There are shots sprinkled throughout the film where dazzling cinematography is revealed. Images of bright sunsets and blazing fires are strikingly shot when they occur. Nevertheless, the classic horror movie cinematography that is expected is absent. There are no perspectives that make you wonder if there’s someone hidden in a corner and nearly jumping out, and no lingering figures in the background. This feels like another missed opportunity for the motion picture, despite cinematographer Pedro Luque proving that he could have executed these tricks effectively.
The ending of Antebellum attempts to draw viewers back in, but doesn’t quite meet the mark. A twist is revealed that viewers may have previously deduced themselves that yields countless questions. Having a twist in the film, regardless of how flimsy its structure is, offers one last opening to enter the horror genre. This is a chance that the motion picture disregards, leaving us once again wanting more. After credits begin to roll, short scenes pop up in an effort to clarify what transpires in the future, and make it appear like the story genuinely happened. This effort gives viewers more peace of mind, and reads as a first crafty choice from the duo.
Fans of movies that leave them trembling will be left wanting more, and may resort to watching a classic haunt afterwards to acquire that feeling. Horror fans have grown accustomed to exciting trailers that render lackluster films. This movie brings that same energy, but additionally feels like it is trying too hard the entire time. The end of the 105-minute picture leaves viewers with a sneaking suspicion that Bush and Renz unsuccessfully tried to copycat one of Jordan Peele’s empowering flicks.
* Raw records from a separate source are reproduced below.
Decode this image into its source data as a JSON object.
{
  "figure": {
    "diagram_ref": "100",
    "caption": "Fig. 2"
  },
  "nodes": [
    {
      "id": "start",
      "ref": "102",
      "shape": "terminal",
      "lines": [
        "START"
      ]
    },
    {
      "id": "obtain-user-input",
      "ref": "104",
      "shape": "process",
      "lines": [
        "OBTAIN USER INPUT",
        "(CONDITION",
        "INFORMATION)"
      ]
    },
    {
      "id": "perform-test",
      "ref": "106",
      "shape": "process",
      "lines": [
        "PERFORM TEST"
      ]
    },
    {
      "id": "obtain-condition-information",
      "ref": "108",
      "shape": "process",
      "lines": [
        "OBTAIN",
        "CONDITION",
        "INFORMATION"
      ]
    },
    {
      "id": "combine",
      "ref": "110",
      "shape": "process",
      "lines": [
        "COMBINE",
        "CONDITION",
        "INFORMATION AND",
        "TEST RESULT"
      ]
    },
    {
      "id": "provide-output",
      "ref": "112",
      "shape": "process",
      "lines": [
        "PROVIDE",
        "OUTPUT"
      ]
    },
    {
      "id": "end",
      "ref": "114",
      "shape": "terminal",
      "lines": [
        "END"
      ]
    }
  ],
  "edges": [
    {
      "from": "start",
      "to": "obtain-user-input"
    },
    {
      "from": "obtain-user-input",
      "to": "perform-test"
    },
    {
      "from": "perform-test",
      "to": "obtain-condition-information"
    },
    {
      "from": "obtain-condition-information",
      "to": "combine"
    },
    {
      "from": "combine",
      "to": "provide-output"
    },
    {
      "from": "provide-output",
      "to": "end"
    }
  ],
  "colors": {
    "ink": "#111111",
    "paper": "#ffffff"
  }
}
Antebellum proves that imitation is not always the sincerest form of flattery.